How we have advanced in the past 30 years! Not only do we know so much more about how exercise can benefit breast cancer survivors, but research now shows how we can prevent it. As we become more aware of the role that exercise plays in managing our risk factors for developing breast cancer and/or preventing a recurrence, it becomes apparent that being active is one of the top ways to avoid this disease. Active women have a lower risk, tolerate treatment better and may reduce their risk of recurrence of breast cancer.
Hundreds of studies show that getting exercise and avoiding weight gain can lower your risk of developing breast cancer. Most studies see a benefit at 30 minutes of walking a day. One large study by the American Cancer Society study tracked 72,000 postmenopausal women for 5 years and found that the most active women - those who engaged in activities like walking, running, swimming, tennis, biking, aerobics and dancing- had a 29% lower risk of breast cancer than the least active.
How is exercise protective? In postmenopausal women, since the ovaries are no longer producing estrogen, the main source of estrogen is fat cells. Reducing body weight and body fat with exercise decreases the amount of circulating estrogen that could stimulate breast-cell growth. Being heavy increases your risk by as much as 40%. One study showed that women who gained more than 20 pounds after age 18 had a higher risk of postmenopausal breast cancer than women who gained no more than 5 pounds.
If you have been exercising and you do develop breast cancer, you will be better prepared to tolerate the treatments. It's important to keep a positive mind set for getting through the treatment and think about living a healthy life afterward. You want to create a positive mental environment for your body where it will be nurtured and thrive.
Adding Up the Benefits of Exercise for Breast Cancer
Are you aware of how little activity it takes to reduce your risk of breast cancer? More than 30 studies show that as few as three hours a week of moderate to vigorous physical activity can both reduce your risk for developing breast cancer and lower a chance of recurrence by as much as 40%. That's a great return on an investment of about 30 minutes a day.
You don't have to join a gym, run a marathon or buy fancy equipment. Power walking is more than sufficient! Think "activity" instead of "workout." Find opportunities to move.
Minutes add up: Build activity into your day. If you can't find 30 continuous minutes, just accumulate the total in smaller increments of 10- and 15-minute segments. Make every minute count – walk down the hall to speak with a colleague at work instead of emailing, walk or bike to work, use the stairs rather than the elevators. Put energy into every minute of movement.

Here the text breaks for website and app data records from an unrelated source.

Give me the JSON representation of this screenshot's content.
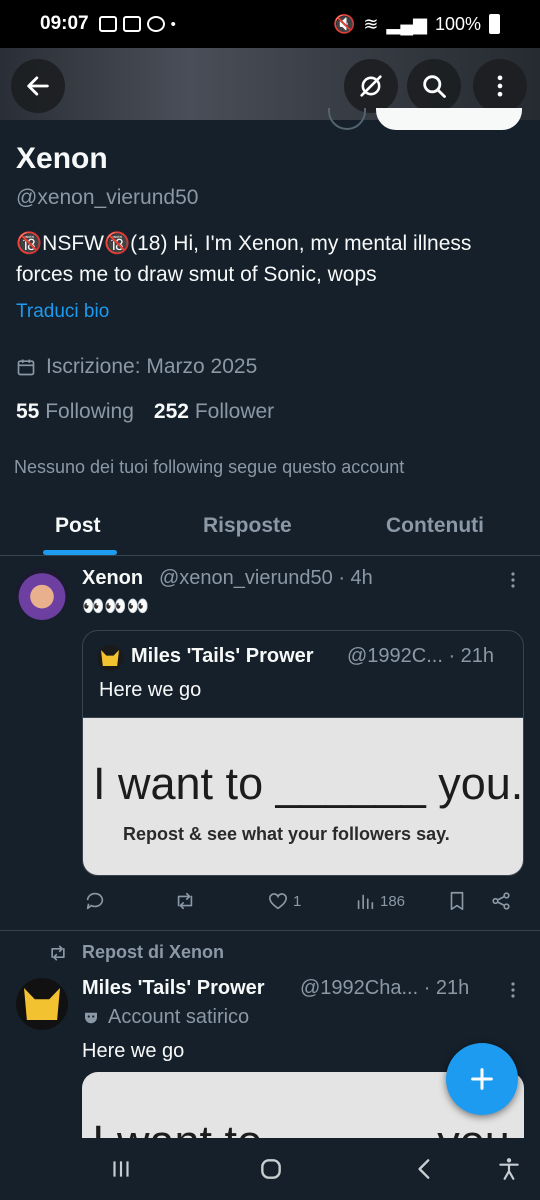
{
  "status_bar": {
    "time": "09:07",
    "battery": "100%"
  },
  "profile": {
    "name": "Xenon",
    "handle": "@xenon_vierund50",
    "bio": "🔞NSFW🔞(18) Hi, I'm Xenon, my mental illness forces me to draw smut of Sonic, wops",
    "translate_label": "Traduci bio",
    "joined": "Iscrizione: Marzo 2025",
    "following_count": "55",
    "following_label": "Following",
    "followers_count": "252",
    "followers_label": "Follower",
    "not_followed_note": "Nessuno dei tuoi following segue questo account"
  },
  "tabs": [
    {
      "label": "Post",
      "active": true
    },
    {
      "label": "Risposte",
      "active": false
    },
    {
      "label": "Contenuti",
      "active": false
    }
  ],
  "tweet1": {
    "name": "Xenon",
    "meta": "@xenon_vierund50 · 4h",
    "text": "👀👀👀",
    "quote": {
      "name": "Miles 'Tails' Prower",
      "meta": "@1992C... · 21h",
      "text": "Here we go",
      "image_main": "I want to ______ you.",
      "image_sub": "Repost & see what your followers say."
    },
    "actions": {
      "likes": "1",
      "views": "186"
    }
  },
  "tweet2": {
    "repost_label": "Repost di Xenon",
    "name": "Miles 'Tails' Prower",
    "meta": "@1992Cha... · 21h",
    "badge": "Account satirico",
    "text": "Here we go",
    "image_main": "I want to ______ you."
  },
  "colors": {
    "accent": "#1d9bf0",
    "background": "#15202b",
    "muted": "#8b98a5",
    "border": "#38444d"
  },
  "icons": {
    "back": "arrow-left-icon",
    "grok": "grok-icon",
    "search": "search-icon",
    "more": "more-vertical-icon",
    "calendar": "calendar-icon",
    "reply": "reply-icon",
    "repost": "repost-icon",
    "like": "heart-icon",
    "views": "views-icon",
    "bookmark": "bookmark-icon",
    "share": "share-icon",
    "compose": "plus-icon",
    "satire": "mask-icon"
  }
}
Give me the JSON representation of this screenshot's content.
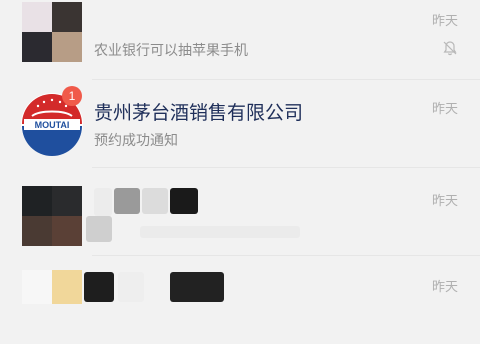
{
  "chats": [
    {
      "title": "",
      "preview": "农业银行可以抽苹果手机",
      "time": "昨天",
      "muted": true
    },
    {
      "title": "贵州茅台酒销售有限公司",
      "preview": "预约成功通知",
      "time": "昨天",
      "unread": "1",
      "avatar_text": "MOUTAI"
    },
    {
      "title": "",
      "preview": "",
      "time": "昨天"
    },
    {
      "title": "",
      "preview": "",
      "time": "昨天"
    }
  ],
  "colors": {
    "title": "#1f2f5a",
    "time": "#b0b0b0",
    "badge": "#f05a4a",
    "moutai_red": "#d32a2a",
    "moutai_blue": "#1f4f9e"
  }
}
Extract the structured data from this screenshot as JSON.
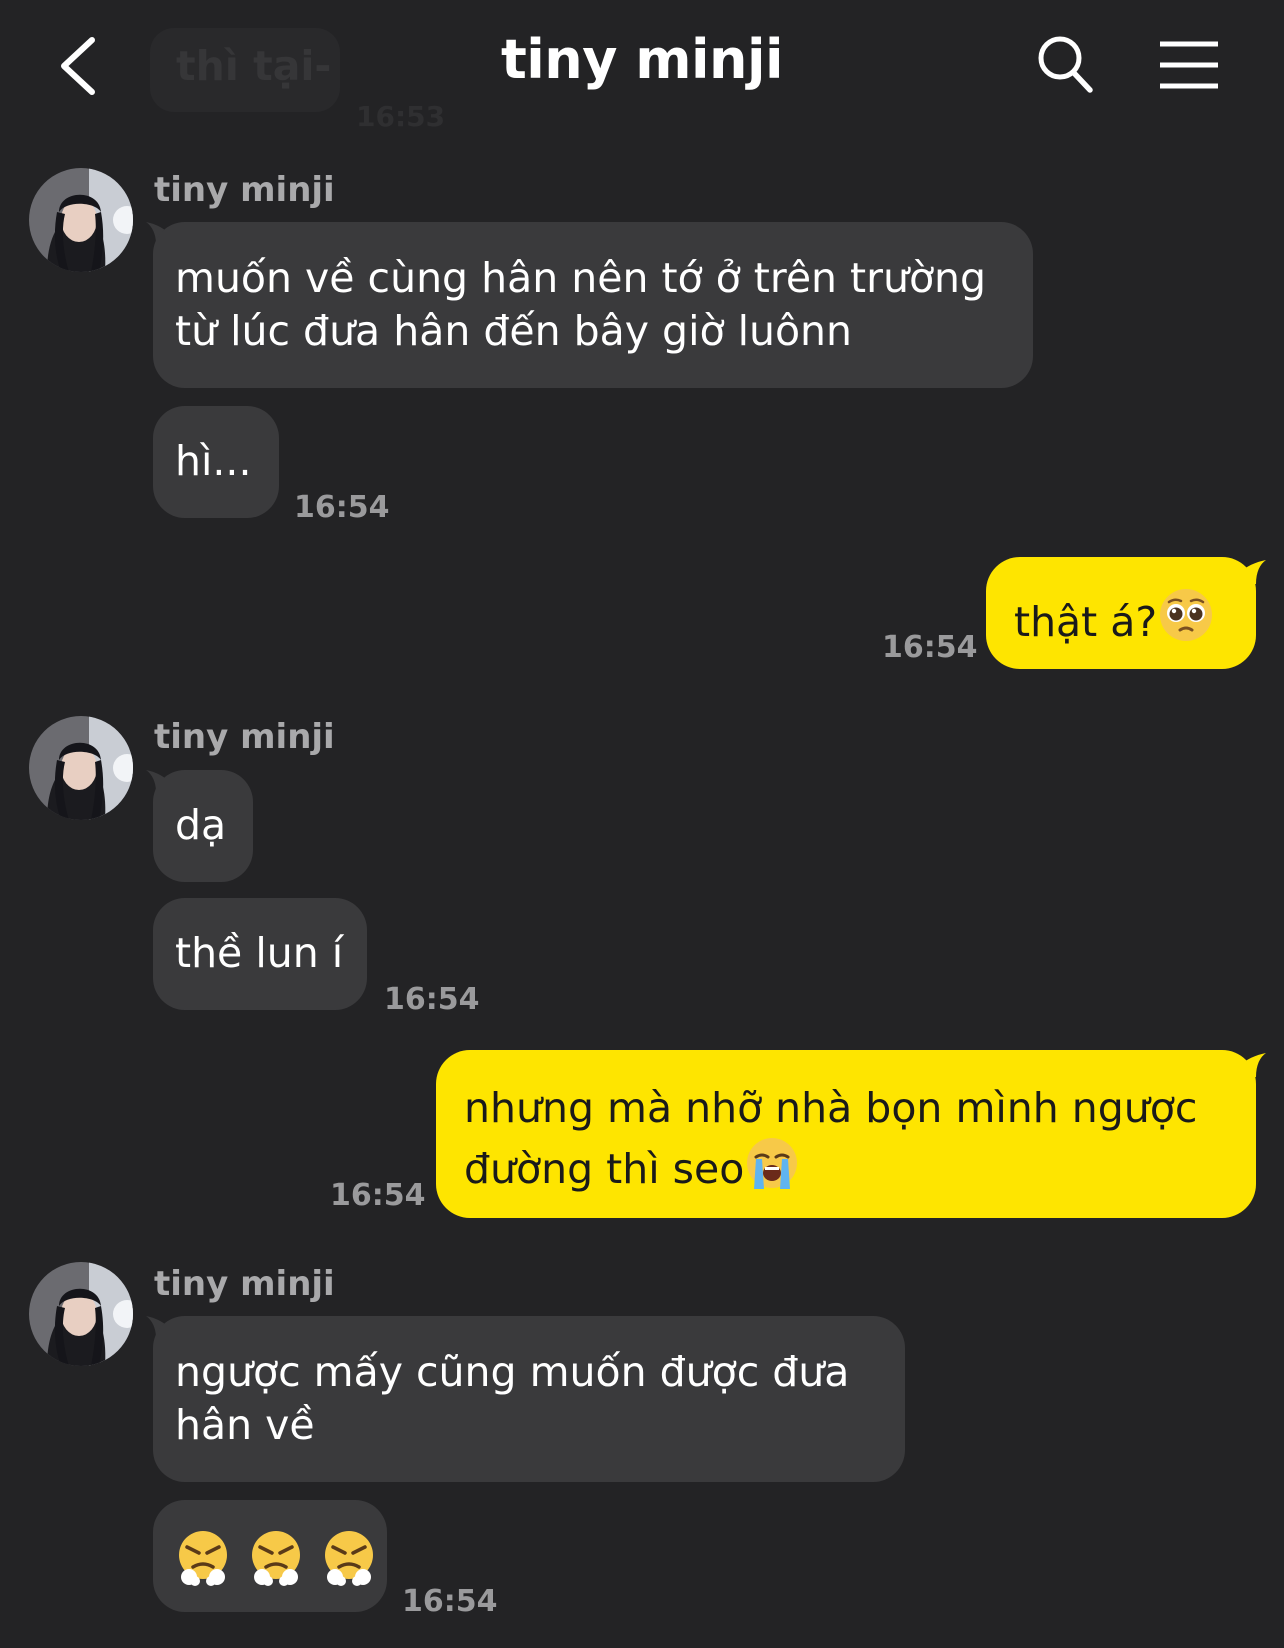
{
  "header": {
    "title": "tiny minji",
    "ghost_text": "thì tại-",
    "ghost_time": "16:53"
  },
  "messages": [
    {
      "sender": "tiny minji",
      "lines": [
        "muốn về cùng hân nên tớ ở trên trường",
        "từ lúc đưa hân đến bây giờ luônn"
      ]
    },
    {
      "text": "hì...",
      "time": "16:54"
    },
    {
      "text": "thật á?",
      "emoji": "pleading-face",
      "time": "16:54",
      "outgoing": true
    },
    {
      "sender": "tiny minji",
      "text": "dạ"
    },
    {
      "text": "thề lun í",
      "time": "16:54"
    },
    {
      "lines": [
        "nhưng mà nhỡ nhà bọn mình ngược",
        "đường thì seo"
      ],
      "emoji": "crying-face",
      "time": "16:54",
      "outgoing": true
    },
    {
      "sender": "tiny minji",
      "lines": [
        "ngược mấy cũng muốn được đưa",
        "hân về"
      ]
    },
    {
      "emoji": "huffing-face x3",
      "time": "16:54"
    }
  ],
  "colors": {
    "background": "#232325",
    "incoming_bubble": "#3a3a3c",
    "outgoing_bubble": "#fee500",
    "timestamp": "#9a9a9c"
  }
}
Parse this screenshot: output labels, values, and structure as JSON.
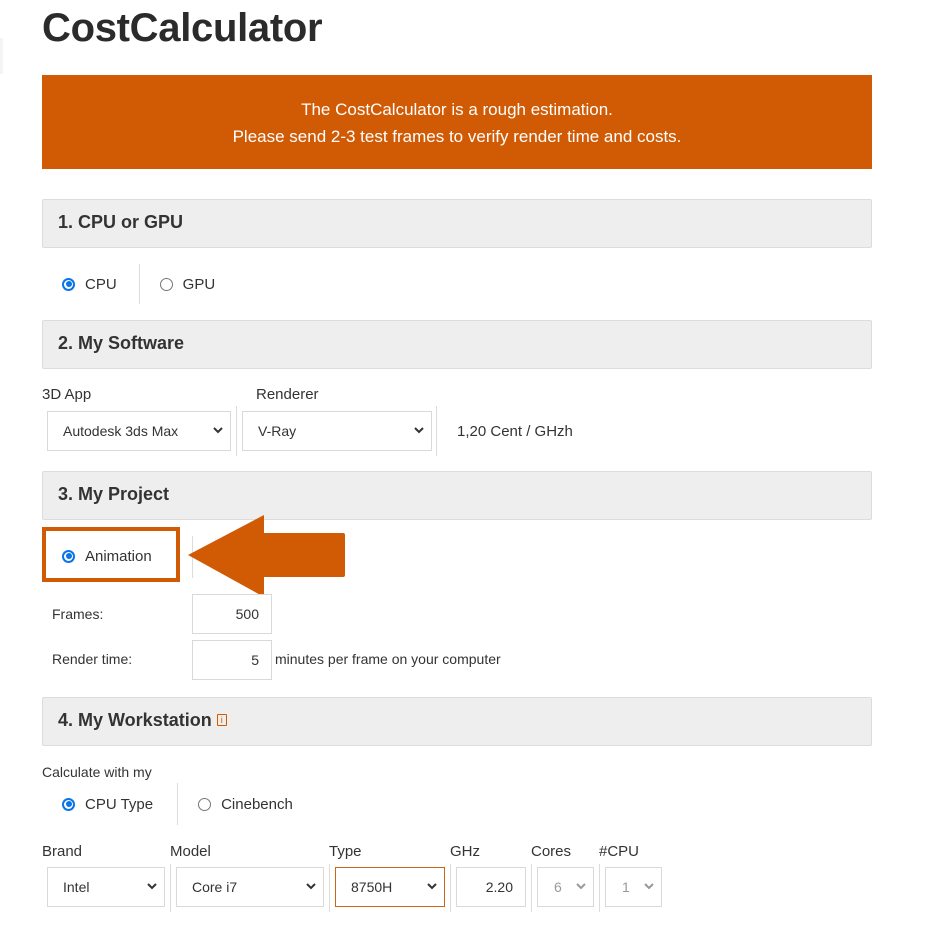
{
  "page": {
    "title": "CostCalculator",
    "notice_line1": "The CostCalculator is a rough estimation.",
    "notice_line2": "Please send 2-3 test frames to verify render time and costs.",
    "accent_color": "#d15b05"
  },
  "section1": {
    "title": "1. CPU or GPU",
    "options": [
      {
        "label": "CPU",
        "checked": true
      },
      {
        "label": "GPU",
        "checked": false
      }
    ]
  },
  "section2": {
    "title": "2. My Software",
    "app_label": "3D App",
    "app_value": "Autodesk 3ds Max",
    "renderer_label": "Renderer",
    "renderer_value": "V-Ray",
    "price": "1,20 Cent / GHzh"
  },
  "section3": {
    "title": "3. My Project",
    "mode_option": {
      "label": "Animation",
      "checked": true
    },
    "frames_label": "Frames:",
    "frames_value": "500",
    "render_time_label": "Render time:",
    "render_time_value": "5",
    "render_time_suffix": "minutes per frame on your computer"
  },
  "section4": {
    "title": "4. My Workstation",
    "info_icon": "info-icon",
    "calc_label": "Calculate with my",
    "options": [
      {
        "label": "CPU Type",
        "checked": true
      },
      {
        "label": "Cinebench",
        "checked": false
      }
    ],
    "brand_label": "Brand",
    "brand_value": "Intel",
    "model_label": "Model",
    "model_value": "Core i7",
    "type_label": "Type",
    "type_value": "8750H",
    "ghz_label": "GHz",
    "ghz_value": "2.20",
    "cores_label": "Cores",
    "cores_value": "6",
    "cpu_count_label": "#CPU",
    "cpu_count_value": "1"
  }
}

Add steps to your day: Step up your level of activity. A pedometer, app or tracking device provides a good reality check and can motivate you to higher numbers. Experts recommend a goal of 10,000 steps a day which may seem miles away from your personal reality; but another advantage of the pedometer is that you can set your own goals. See how many steps you're currently accumulating during the course of your day and create a goal based on that. When you've reached the first goal, set another one, and continue to build, step by step. Tangible progress creates incentive and enhances self-esteem while you're building physical stamina.
The information in this article should not be construed as medical advice. It is not intended to replace consultation with your physician or healthcare provider.